Element data from apps and pages
____________

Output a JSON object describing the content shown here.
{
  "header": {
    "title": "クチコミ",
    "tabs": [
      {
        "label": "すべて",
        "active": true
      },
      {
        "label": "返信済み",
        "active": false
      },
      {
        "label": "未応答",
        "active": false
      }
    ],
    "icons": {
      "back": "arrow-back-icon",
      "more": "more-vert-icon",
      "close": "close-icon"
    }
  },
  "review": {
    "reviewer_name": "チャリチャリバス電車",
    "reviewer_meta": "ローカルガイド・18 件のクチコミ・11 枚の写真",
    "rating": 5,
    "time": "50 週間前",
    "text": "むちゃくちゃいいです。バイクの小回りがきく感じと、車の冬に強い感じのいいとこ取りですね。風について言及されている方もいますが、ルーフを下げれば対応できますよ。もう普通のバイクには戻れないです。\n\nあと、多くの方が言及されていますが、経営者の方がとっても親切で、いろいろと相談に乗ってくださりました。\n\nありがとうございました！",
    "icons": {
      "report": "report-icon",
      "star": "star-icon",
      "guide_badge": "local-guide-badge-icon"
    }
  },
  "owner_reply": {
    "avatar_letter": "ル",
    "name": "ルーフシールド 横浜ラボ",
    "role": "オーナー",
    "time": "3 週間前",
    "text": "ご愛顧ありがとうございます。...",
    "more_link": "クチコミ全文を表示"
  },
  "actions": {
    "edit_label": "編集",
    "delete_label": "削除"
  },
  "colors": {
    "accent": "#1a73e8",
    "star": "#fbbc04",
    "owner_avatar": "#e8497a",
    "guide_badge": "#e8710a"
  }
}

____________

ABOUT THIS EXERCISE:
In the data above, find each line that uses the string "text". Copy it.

RESPONSE FOR THIS EXERCISE:
    "text": "むちゃくちゃいいです。バイクの小回りがきく感じと、車の冬に強い感じのいいとこ取りですね。風について言及されている方もいますが、ルーフを下げれば対応できますよ。もう普通のバイクには戻れないです。\n\nあと、多くの方が言及されていますが、経営者の方がとっても親切で、いろいろと相談に乗ってくださりました。\n\nありがとうございました！",
    "text": "ご愛顧ありがとうございます。...",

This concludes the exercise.